Angus Hohenboken and Linda Daniele
From: The Australian
October 17, 2008 12:00AM
BANKS are cutting interest rates on government-guaranteed savings accounts amid a rush by investors seeking to secure their money away from unpredictable stock markets.
Australia’s total balance of personal term deposits offered by the banks has increased by 40 per cent this year.
But according to Infochoice, rates for term deposits, which lock in funds for 30 days to five years, have fallen as much as 3.75 per cent in the past fortnight.
While interest rates for term deposits peaked mid-year at more than 8.7 per cent, offering some of the highest returns in the past decade, most dived after the RBA started cutting back the cash rate.
RateCity executive chairman Andrew Willink said banks were reassessing the margin needed to keep attracting funds.

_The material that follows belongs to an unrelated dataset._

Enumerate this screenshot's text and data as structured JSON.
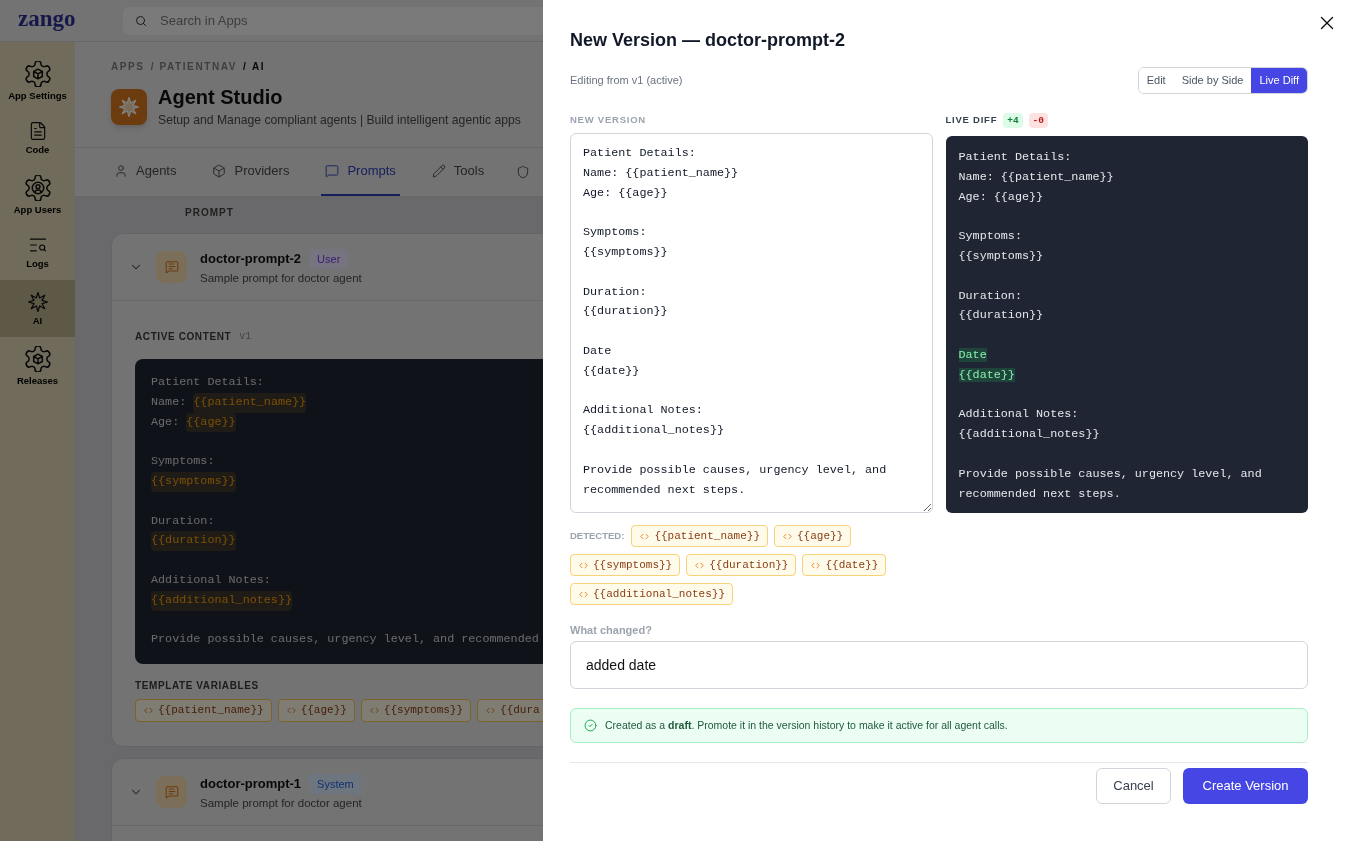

“The hungry need for deposits (by banks) has dissipated because governments around the world are flushing the markets with cash,” he said.
Infochoice chief executive Shaun Cornelius said term deposit rates had dropped an average of 1per cent over the past fortnight, effectively passing on the full cut by the RBA.
“This was more of a cut than we saw with the last RBA change, where in some cases the term deposit rates went up when the RBA rate went down,” he said.
“This is because the banks have a stronger outlook that the RBA will continue to significantly drop rates into the future.”
ANZ senior consultant Lee Harris said: “Setting rates is a game. The pricing team might decide they need more funds under management in the short term — that’s why the rates can be higher in the short term in some cases.
“At the moment, more people are investing in term deposits … people are telling me they’ve lost too much on the stock market.”
Commonwealth Bank spokeswoman Nichole Ismay said rates on term deposits and other savings accounts were constantly under review.
“The cash rate and the bank bill swap rate has changed significantly in the past three months. As a result, so have the changes to the products in question.”
Cannex financial analyst Peter Arnold said the banks were still offering attractive rates of about 8 per cent, and advised investors to shop around.
“Suncorp were yesterday offering 8.2 per cent on three years. I haven’t seen a good three-year special like that recently,” he said.
Cannex noted a 40 per cent increase in term deposit balances in the year to August.
NAB yesterday offered a 5.6 per cent rate on $10,000 term deposits invested for 12 months, behind ANZ and the Commonwealth Bank’s offers of 5.8 per cent, Westpac’s 6.5 per cent and an ING rate of 6.25 per cent.
Savings accounts, with funds available on call, dropped by an average of 1 per cent in the past week.
Commonwealth, St George, Bank SA and NAB are offering savings account rates of 5.75 per cent, while HSBC and Rabo are offering 6.5 per cent.